About the Filmmakers:
Michael Collins, Director/Producer
Michael Collins is an Emmy® nominated filmmaker and the founder of Thoughtful Robot Productions. In 2005 he directed Caught In an Injustice, a one-hour documentary broadcast on Spanish national television that received Special Mention at the 15th International TV3 Actual Awards. Michael’s short film, Gerthy’s Roots, won the Belief Matters Award and was selected for the Media that Matters collection. In 2011 he completed Give Up Tomorrow, his documentary feature film seven years in the making. The film premiered at the Tribeca Film Festival and won the Audience Award and a Special Jury Prize for Best New Director. The film went on to screen in over 80 festivals in 40+ countries, winning 18 major awards. Recently Give Up Tomorrow was selected for the Britdoc Impact Award and was nominated for an Emmy® Award for Outstanding Investigative Journalism.
Marty Syjuco, Producer
Originally from the Philippines, Marty Syjuco moved to NYC in 2000 and worked in film distribution at Focus Features. In 2005, his first film Atrapado en la Injusticia was broadcast on Spanish national television. He later developed it into the feature-length documentary, Give Up Tomorrow. The film was an ITVS co-production and commissioned by Nick Fraser for BBC’s Storyville, with support from Sundance, CAAM, Tribeca, Fledgling Fund, Good Pitch, BRITDOC and Bertha Foundation, among others. The film has reached millions thru broadcasts around the globe, including on the BBC, DR, SVT, Planète, Canal+ and on PBS, as part of POV’s 25th anniversary season. In addition to being nominated for an Emmy® Award for Outstanding Investigative Journalism, Give Up Tomorrow received recognition from the Grierson British Awards, Cinema Eye Honors, Amnesty International’s Media Awards, and the Britdoc Impact Awards.
Director: Michael Collins
Producer: Marty Syjuco

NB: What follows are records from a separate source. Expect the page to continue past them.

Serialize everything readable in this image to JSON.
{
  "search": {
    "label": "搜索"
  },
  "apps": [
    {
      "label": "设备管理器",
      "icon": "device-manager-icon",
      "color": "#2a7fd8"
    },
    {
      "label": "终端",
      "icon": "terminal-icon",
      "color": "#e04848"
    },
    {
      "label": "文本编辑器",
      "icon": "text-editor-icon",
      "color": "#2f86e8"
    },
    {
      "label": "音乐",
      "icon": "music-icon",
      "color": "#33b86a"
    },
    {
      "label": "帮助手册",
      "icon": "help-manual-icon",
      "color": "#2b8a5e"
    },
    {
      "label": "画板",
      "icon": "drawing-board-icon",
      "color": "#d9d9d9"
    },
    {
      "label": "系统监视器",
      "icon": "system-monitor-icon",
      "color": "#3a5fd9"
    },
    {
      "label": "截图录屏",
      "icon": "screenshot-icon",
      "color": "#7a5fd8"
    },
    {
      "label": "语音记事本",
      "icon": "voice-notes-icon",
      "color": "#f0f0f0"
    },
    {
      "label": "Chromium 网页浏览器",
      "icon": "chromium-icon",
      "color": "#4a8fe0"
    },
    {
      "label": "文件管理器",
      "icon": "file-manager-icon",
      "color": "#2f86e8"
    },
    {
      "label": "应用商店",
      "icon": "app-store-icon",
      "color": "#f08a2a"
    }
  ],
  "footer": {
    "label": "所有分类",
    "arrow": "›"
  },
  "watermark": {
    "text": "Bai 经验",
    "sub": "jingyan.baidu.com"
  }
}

Executive Producers: Chris Sheridan & Patty Kim, Peter Cooper & Suparna Bhasin
Editor: Eric Daniel Metzgar
Executive Producers for POV: Justine Nagan, Chris White